As a director, Francis Ford Coppola really has nothing left to prove. Over the last few decades he has delivered the stone-cold classics, such as the Godfather movies and Apocalypse Now, as well as those that are slightly less known, but no less impressive, like The Outsiders and Rumble Fish. Sure, there’s been the odd misfire here and there, such as Keanu Reeve’s performance in Dracula, but on the whole he is a director that has delivered the goods.
With his latest film, the rather oddball Twixt, I get the impression that he has made a film purely for himself, without a care in the world what anyone else thinks. There’ll be some, if not many, that loathe its very existence, and then there’ll be those, such as myself, that fully embrace its kooky charm and over the top performances. This is Coppola delivering an almost Twin Peaks-esque thriller, and not a horror as it is billed, with a large helping of twisted humor.

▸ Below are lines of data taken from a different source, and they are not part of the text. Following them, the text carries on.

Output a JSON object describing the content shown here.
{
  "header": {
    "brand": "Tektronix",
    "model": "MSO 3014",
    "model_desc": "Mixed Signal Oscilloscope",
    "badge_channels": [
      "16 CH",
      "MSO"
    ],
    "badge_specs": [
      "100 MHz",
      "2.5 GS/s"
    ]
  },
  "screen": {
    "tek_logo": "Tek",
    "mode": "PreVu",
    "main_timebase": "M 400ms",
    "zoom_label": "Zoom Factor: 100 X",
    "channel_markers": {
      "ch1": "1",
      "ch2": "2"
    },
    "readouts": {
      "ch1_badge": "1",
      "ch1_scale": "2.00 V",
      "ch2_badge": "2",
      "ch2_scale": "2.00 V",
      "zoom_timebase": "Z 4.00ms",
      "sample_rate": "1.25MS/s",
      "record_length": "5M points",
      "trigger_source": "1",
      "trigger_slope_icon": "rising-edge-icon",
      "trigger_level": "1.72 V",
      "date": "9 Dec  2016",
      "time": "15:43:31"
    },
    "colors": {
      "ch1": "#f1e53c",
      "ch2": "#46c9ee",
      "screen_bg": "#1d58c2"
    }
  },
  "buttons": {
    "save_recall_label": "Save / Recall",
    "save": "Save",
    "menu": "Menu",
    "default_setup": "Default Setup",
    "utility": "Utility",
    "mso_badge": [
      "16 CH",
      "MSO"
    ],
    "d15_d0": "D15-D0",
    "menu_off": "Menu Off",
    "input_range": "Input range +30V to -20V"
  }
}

Twixt follows author Hall Baltimore (Val Kilmer), who is travelling around on a tour to promote his latest book; one which once again focuses on Witches. However, upon arriving in a small town, which doesn’t even have a bookstore (unfortunately not so rare these days), he becomes entwined in a case involving the murder of a local girl. It is here that he joins forces with the local sheriff, played by Bruce Dern, in order to get to the bottom of it all.

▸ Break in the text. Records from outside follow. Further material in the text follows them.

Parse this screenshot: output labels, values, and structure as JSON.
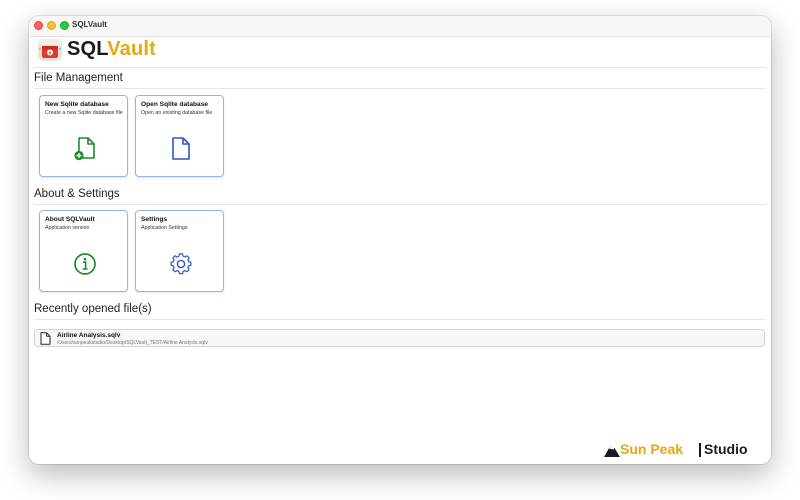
{
  "window": {
    "title": "SQLVault"
  },
  "brand": {
    "name_part1": "SQL",
    "name_part2": "Vault",
    "logo_icon": "vault-logo-icon"
  },
  "sections": {
    "file_management": "File Management",
    "about_settings": "About & Settings",
    "recent": "Recently opened file(s)"
  },
  "cards": {
    "new_db": {
      "title": "New Sqlite database",
      "subtitle": "Create a new Sqlite database file",
      "icon": "file-add-icon",
      "color": "#1e8a2e"
    },
    "open_db": {
      "title": "Open Sqlite database",
      "subtitle": "Open an existing database file",
      "icon": "file-icon",
      "color": "#2a57c9"
    },
    "about": {
      "title": "About SQLVault",
      "subtitle": "Application version",
      "icon": "info-icon",
      "color": "#1e8a2e"
    },
    "settings": {
      "title": "Settings",
      "subtitle": "Application Settings",
      "icon": "gear-icon",
      "color": "#2a57c9"
    }
  },
  "recent_files": [
    {
      "name": "Airline Analysis.sqlv",
      "path": "/Users/sunpeakstudio/Desktop/SQLVault_TEST/Airline Analysis.sqlv"
    }
  ],
  "footer": {
    "brand_part1": "Sun Peak",
    "brand_part2": "Studio",
    "accent_color": "#e8a710"
  }
}
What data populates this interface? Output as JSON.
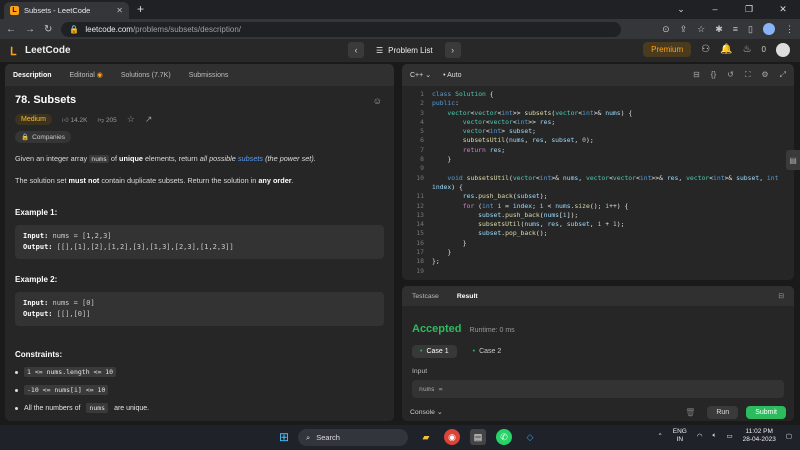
{
  "browser": {
    "tab_title": "Subsets - LeetCode",
    "url_host": "leetcode.com",
    "url_path": "/problems/subsets/description/"
  },
  "lcnav": {
    "logo_text": "LeetCode",
    "problem_list": "Problem List",
    "premium": "Premium",
    "streak": "0"
  },
  "left": {
    "tabs": [
      "Description",
      "Editorial",
      "Solutions (7.7K)",
      "Submissions"
    ],
    "title": "78. Subsets",
    "difficulty": "Medium",
    "likes": "14.2K",
    "dislikes": "205",
    "companies": "Companies",
    "desc_1": "Given an integer array",
    "desc_nums": "nums",
    "desc_2": "of",
    "desc_unique": "unique",
    "desc_3": "elements, return",
    "desc_all": "all possible",
    "desc_subsets": "subsets",
    "desc_4": "(the power set).",
    "desc2_1": "The solution set",
    "desc2_mustnot": "must not",
    "desc2_2": "contain duplicate subsets. Return the solution in",
    "desc2_any": "any order",
    "desc2_3": ".",
    "ex1_title": "Example 1:",
    "ex1_input_label": "Input:",
    "ex1_input": "nums = [1,2,3]",
    "ex1_output_label": "Output:",
    "ex1_output": "[[],[1],[2],[1,2],[3],[1,3],[2,3],[1,2,3]]",
    "ex2_title": "Example 2:",
    "ex2_input_label": "Input:",
    "ex2_input": "nums = [0]",
    "ex2_output_label": "Output:",
    "ex2_output": "[[],[0]]",
    "constraints_title": "Constraints:",
    "constraints": [
      "1 <= nums.length <= 10",
      "-10 <= nums[i] <= 10"
    ],
    "constraint3_a": "All the numbers of",
    "constraint3_b": "nums",
    "constraint3_c": "are unique."
  },
  "editor": {
    "language": "C++",
    "mode": "Auto"
  },
  "result": {
    "tabs": [
      "Testcase",
      "Result"
    ],
    "status": "Accepted",
    "runtime": "Runtime: 0 ms",
    "case1": "Case 1",
    "case2": "Case 2",
    "input_label": "Input",
    "input_value": "nums ="
  },
  "bottombar": {
    "console": "Console",
    "run": "Run",
    "submit": "Submit"
  },
  "taskbar": {
    "search": "Search",
    "lang1": "ENG",
    "lang2": "IN",
    "time": "11:02 PM",
    "date": "28-04-2023"
  },
  "colors": {
    "accent": "#ffa116",
    "accepted": "#2cbb5d",
    "medium": "#ffc01e"
  }
}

Sounds straightforward enough, but I assure you that it is. The film drifts to and fro from reality to dreams and quite possibly hallucinations, as Baltimore enlists advice from Edgar Allen Poe, as well as conversations with the deceased girl. Quite honestly, this film was a trip. The humor totally hit the spot with me; especially watching Kilmer impersonate a gay 60s basketball player (I shit you not), and whenever Dern is on screen.

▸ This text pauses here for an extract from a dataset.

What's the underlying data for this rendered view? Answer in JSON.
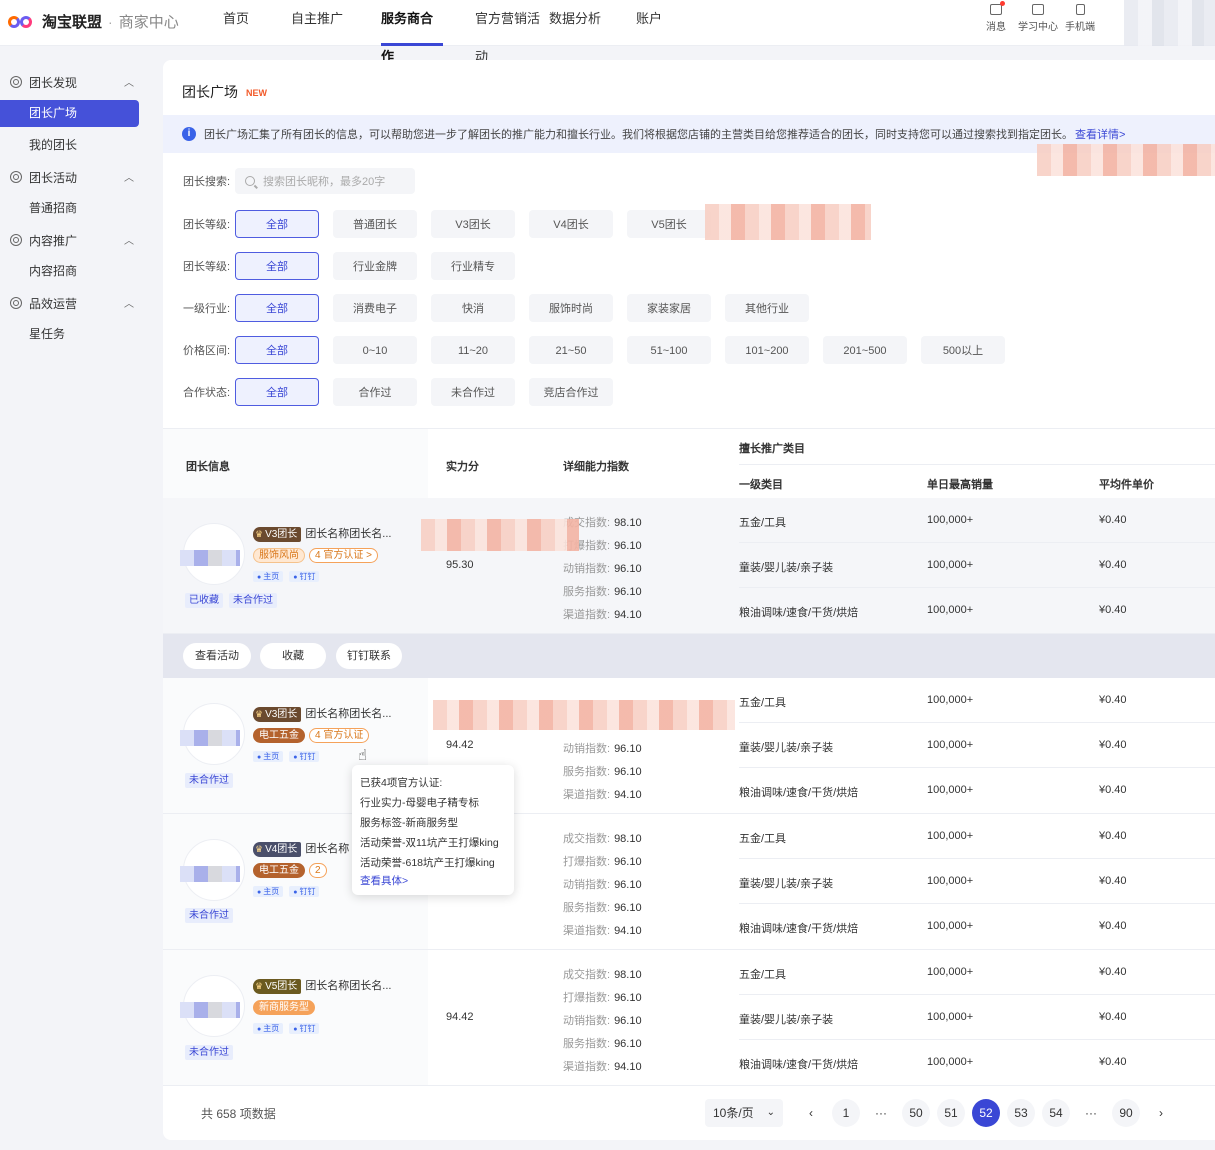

Coppola seems to be just letting it all hang out with Twixt, with very personal elements blending in with the more fantastic elements, such as the death of his own son being mirrored in the onscreen events. Hell, he even cast Kilmer’s ex, Joanne Whaley, as Baltimore’s ex-wife, which just added to the frivolity of the movie.
Twixt won’t appeal to everyone, in fact I would hazard a guess that more will dislike than like this outing, but I found myself totally engrossed in this wicked world and can’t wait to watch it again.
Twixt is available on Blu-ray and DVD now from 20th Century Fox
Peggy Sue Got Married (1986)
Review by Jude Felton
Of all the successes and failures within Francis Ford Coppola’s body of work, there is one that, although not obscure, never seemed to get the love it so rightly deserved; that being the 1986 movie Peggy Sue got Married. It was originally released not so long after the mega-hit Back to the Future stormed the world, and of which it shares many elements. It is a film that warrants a revisit though, and now thankfully you can, as Image have released it on Blu-ray for the first time.
Peggy Sue (Kathleen Turner) is an unhappily married, to Nicolas Cage’s character Charlie, woman who goes to her high school reunion. Whilst there she passes out, only to awaken back in her childhood, and with a chance to change the events that would shape her life. Sounds very Back to the Future, right? It does, but this is a far more adult film, but really no less funny.
Coppola has visited the 60s a few times, with films like The Outsiders, and this one is another winner. Aside from having a wonderful cast, which also features Helen Hunt, Joan Allen and a very young Jim Carrey, it has one of the most terrific scripts. The humor here is sometimes very obvious, but when it works best is when it is interjected in a more subtle manner. I was laughing so much in places that I surprised myself.
Although an incredibly funny, and poignant, movie, it does have a few shortcomings. The ending is weak, and seems as though they weren’t sure quite how to end it, and Cage’s voice tends to grate, in places. Aside from that, this is Cage in his prime and delivers a performance that I wish he could return to. Turner is excellent as Peggy Sue, and shows that she is just as at home delivering subtle humor and she is in more straightforward humor, such as War of the Roses or Serial Mom.
Image’s Blu-ray release is solid, but unspectacular. There are no extras at all, although it is definitely worth picking up for a couple of reasons. Firstly, it’s a bloody good movie, and secondly it does look good on Blu. It doesn’t look amazing, although I doubt it has looked this good before.
Peggy Sue got Married is released on Blu-ray by Image Entertainment on July 30th.